Task objective: When a line of the entries contains the word "JSON", report that line.

Data provided:

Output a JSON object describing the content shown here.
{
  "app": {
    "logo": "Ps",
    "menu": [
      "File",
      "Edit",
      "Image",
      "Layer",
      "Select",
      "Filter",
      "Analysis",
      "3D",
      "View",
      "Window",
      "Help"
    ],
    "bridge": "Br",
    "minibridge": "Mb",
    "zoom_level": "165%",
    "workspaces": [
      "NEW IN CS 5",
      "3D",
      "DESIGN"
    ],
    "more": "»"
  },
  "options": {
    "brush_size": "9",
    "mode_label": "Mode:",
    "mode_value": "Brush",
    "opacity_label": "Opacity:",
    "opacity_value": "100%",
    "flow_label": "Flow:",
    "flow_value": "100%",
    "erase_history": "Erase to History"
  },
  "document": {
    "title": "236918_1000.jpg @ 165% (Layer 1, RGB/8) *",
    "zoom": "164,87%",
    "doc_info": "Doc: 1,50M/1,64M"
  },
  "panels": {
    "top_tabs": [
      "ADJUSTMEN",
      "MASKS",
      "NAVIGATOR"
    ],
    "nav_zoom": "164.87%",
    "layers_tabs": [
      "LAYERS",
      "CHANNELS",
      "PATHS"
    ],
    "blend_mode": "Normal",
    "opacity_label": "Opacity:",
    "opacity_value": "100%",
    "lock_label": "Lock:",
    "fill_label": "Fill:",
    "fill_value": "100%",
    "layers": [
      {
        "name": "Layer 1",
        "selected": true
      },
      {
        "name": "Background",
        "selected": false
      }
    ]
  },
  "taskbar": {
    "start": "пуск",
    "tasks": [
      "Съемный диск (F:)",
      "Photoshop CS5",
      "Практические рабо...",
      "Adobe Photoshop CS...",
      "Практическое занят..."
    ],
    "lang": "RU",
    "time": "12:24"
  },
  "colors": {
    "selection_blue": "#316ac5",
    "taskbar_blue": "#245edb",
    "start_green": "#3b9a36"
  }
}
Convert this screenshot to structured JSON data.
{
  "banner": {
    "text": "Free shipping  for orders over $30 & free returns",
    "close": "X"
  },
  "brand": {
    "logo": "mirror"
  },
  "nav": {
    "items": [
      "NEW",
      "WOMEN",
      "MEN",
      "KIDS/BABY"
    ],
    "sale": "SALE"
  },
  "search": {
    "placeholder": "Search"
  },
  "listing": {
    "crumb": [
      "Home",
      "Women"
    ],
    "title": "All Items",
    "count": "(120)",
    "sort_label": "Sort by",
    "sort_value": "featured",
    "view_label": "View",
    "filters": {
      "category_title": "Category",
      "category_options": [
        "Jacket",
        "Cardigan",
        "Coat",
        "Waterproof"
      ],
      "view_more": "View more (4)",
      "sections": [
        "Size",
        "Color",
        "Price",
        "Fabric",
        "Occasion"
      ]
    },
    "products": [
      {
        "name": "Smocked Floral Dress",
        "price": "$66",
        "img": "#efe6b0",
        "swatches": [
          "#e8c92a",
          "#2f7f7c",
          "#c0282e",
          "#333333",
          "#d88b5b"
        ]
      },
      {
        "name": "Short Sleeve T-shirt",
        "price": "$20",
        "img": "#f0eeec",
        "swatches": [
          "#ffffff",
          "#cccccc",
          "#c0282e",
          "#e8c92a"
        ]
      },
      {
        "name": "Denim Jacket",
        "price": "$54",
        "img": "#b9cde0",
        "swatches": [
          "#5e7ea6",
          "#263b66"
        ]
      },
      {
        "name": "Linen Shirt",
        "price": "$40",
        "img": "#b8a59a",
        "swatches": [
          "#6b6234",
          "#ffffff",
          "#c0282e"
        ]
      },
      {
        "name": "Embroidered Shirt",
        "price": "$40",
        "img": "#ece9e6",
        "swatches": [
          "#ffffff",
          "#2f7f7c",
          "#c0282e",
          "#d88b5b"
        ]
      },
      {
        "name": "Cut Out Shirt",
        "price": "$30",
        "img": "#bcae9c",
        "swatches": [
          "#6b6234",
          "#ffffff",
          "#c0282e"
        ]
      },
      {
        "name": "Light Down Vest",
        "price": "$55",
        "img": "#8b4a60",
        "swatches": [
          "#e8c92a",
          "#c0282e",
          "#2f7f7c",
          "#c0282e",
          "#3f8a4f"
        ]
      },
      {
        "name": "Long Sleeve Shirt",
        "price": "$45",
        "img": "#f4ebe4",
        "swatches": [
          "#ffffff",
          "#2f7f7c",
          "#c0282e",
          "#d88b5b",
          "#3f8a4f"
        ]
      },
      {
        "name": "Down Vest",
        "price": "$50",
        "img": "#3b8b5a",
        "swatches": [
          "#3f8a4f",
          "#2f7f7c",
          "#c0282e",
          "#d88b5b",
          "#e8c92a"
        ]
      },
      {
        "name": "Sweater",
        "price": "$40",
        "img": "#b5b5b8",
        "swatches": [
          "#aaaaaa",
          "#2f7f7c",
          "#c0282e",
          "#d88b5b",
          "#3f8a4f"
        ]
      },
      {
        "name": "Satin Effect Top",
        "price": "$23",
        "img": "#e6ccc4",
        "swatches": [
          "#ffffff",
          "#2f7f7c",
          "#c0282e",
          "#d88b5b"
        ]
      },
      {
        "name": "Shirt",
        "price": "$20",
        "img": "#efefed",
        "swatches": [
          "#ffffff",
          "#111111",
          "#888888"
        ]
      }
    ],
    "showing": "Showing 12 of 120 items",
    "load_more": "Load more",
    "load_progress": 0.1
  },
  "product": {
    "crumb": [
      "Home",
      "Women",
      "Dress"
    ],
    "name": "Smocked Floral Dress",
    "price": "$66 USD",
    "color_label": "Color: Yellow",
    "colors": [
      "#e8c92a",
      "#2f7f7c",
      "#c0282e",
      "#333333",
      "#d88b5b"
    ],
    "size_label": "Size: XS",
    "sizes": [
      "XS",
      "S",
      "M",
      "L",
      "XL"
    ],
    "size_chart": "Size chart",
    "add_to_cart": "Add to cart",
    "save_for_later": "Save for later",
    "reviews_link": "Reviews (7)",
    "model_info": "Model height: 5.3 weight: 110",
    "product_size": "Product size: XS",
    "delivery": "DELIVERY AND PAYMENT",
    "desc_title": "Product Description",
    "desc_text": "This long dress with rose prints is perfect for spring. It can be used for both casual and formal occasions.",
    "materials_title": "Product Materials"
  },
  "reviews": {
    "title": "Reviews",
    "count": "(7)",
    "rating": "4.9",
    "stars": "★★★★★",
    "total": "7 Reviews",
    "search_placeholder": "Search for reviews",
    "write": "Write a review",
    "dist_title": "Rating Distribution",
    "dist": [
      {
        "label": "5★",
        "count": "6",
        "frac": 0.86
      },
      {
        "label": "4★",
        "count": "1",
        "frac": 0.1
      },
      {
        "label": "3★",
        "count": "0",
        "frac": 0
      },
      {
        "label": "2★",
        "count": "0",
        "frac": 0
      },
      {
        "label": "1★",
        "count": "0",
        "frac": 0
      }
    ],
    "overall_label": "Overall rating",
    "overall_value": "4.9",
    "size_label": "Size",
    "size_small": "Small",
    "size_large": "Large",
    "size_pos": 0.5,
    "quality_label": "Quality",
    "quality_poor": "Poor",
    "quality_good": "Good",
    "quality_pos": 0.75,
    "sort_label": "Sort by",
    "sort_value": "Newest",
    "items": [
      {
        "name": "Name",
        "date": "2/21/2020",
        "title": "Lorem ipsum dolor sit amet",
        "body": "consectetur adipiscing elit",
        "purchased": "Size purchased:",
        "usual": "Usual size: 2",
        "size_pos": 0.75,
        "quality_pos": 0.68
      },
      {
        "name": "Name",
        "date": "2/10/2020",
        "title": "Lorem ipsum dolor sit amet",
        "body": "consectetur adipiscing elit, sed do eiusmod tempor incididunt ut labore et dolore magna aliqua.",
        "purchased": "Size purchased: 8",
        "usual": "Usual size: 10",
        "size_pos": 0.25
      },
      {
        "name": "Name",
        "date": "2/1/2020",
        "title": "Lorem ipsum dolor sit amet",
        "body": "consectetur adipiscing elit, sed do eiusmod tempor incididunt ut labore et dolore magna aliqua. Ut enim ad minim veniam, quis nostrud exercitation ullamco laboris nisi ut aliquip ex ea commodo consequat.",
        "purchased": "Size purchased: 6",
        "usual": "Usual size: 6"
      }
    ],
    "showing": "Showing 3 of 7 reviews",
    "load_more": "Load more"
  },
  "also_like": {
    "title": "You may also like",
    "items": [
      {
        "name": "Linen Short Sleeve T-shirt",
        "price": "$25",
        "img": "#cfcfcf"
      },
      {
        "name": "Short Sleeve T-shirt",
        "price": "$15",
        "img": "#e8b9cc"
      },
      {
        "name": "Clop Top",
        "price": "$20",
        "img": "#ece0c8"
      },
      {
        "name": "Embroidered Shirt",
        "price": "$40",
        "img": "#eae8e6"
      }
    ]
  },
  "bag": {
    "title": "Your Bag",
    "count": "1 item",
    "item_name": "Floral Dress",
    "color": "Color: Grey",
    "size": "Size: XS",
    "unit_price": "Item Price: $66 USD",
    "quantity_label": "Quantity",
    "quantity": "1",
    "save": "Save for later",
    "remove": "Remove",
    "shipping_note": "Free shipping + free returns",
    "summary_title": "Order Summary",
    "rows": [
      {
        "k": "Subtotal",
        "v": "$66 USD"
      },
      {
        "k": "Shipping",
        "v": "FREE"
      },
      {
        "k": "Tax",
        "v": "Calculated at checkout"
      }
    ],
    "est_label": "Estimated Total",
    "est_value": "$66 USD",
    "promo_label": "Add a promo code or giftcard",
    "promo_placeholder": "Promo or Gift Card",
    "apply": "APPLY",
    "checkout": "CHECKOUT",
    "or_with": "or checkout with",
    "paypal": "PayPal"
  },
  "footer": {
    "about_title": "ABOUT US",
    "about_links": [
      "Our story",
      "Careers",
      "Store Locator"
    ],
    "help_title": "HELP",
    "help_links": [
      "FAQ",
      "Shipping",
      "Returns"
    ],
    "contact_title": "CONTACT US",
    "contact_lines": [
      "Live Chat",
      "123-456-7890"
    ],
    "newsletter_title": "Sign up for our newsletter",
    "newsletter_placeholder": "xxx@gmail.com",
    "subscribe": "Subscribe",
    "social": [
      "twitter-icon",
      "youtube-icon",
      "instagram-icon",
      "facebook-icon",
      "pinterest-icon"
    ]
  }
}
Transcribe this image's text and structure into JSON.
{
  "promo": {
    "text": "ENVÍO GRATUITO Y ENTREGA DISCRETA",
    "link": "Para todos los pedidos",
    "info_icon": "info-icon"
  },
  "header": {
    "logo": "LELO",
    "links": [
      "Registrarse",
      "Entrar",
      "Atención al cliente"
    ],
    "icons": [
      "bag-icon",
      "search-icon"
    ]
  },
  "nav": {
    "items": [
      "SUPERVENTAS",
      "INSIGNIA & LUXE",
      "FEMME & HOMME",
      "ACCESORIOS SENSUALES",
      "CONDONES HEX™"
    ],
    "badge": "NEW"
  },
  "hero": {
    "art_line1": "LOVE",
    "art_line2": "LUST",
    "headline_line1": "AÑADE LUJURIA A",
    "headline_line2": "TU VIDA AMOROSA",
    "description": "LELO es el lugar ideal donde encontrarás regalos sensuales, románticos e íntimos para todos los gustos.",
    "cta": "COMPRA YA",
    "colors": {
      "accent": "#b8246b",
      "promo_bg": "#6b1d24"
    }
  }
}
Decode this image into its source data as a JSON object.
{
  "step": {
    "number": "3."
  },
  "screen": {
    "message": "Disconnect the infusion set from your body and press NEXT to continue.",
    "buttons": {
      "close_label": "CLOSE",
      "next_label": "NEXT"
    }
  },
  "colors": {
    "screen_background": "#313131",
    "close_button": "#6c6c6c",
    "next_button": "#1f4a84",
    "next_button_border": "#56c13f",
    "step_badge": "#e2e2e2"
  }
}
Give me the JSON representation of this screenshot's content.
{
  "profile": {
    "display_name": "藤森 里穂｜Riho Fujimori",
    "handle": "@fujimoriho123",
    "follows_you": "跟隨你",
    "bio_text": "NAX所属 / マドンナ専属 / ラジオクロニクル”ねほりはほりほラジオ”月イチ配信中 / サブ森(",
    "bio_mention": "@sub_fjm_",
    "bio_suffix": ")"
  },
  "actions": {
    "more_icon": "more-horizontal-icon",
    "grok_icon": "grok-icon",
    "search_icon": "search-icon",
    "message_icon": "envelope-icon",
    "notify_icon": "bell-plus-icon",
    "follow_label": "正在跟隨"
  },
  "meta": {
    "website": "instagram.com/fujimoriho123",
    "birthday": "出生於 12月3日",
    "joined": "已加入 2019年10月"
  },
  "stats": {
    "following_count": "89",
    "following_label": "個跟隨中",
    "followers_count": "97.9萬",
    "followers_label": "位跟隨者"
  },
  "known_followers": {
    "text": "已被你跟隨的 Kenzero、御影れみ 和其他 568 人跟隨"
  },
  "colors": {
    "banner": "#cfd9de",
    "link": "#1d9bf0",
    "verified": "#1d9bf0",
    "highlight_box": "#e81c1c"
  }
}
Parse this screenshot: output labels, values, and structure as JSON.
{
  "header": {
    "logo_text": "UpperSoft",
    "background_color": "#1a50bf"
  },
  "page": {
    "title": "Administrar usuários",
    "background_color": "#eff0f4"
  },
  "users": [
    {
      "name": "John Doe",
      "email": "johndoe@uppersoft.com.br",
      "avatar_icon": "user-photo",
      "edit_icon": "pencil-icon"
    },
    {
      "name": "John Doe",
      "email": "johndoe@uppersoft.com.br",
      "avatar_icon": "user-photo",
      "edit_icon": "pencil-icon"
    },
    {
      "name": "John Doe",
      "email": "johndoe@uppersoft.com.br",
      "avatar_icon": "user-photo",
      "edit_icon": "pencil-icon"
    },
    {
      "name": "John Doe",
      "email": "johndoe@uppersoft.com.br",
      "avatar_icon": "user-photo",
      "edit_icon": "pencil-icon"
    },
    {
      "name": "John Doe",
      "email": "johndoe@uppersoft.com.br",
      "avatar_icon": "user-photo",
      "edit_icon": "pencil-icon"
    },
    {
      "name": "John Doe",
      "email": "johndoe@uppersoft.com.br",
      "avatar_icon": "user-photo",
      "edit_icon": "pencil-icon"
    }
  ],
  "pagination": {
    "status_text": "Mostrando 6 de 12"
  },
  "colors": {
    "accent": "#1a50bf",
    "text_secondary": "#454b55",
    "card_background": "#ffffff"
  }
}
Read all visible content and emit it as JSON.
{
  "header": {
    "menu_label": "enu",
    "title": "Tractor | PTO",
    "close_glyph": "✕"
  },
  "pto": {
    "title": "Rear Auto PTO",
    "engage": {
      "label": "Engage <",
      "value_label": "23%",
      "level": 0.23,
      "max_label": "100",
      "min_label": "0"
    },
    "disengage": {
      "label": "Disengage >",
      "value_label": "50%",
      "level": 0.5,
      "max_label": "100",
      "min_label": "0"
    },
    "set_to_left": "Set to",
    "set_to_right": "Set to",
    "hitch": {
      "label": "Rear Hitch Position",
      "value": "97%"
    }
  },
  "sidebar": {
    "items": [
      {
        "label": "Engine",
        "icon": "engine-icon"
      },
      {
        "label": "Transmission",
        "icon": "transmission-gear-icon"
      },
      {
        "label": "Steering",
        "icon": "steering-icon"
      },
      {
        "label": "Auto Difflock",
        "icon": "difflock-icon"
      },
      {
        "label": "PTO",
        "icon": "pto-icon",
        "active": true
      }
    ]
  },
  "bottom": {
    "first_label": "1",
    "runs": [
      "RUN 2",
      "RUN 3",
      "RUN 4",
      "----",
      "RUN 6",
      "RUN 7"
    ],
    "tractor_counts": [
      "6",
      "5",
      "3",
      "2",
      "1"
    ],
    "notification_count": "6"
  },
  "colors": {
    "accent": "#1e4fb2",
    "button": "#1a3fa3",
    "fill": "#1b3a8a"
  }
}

Exercise solution:
Output a JSON object describing the content shown here.
Convert this screenshot to structured JSON data.
Transcribe this image's text and structure into JSON.
Decode this image into its source data as a JSON object.
Give me the JSON representation of this screenshot's content.
Parse this screenshot: output labels, values, and structure as JSON.
Read all visible content and emit it as JSON.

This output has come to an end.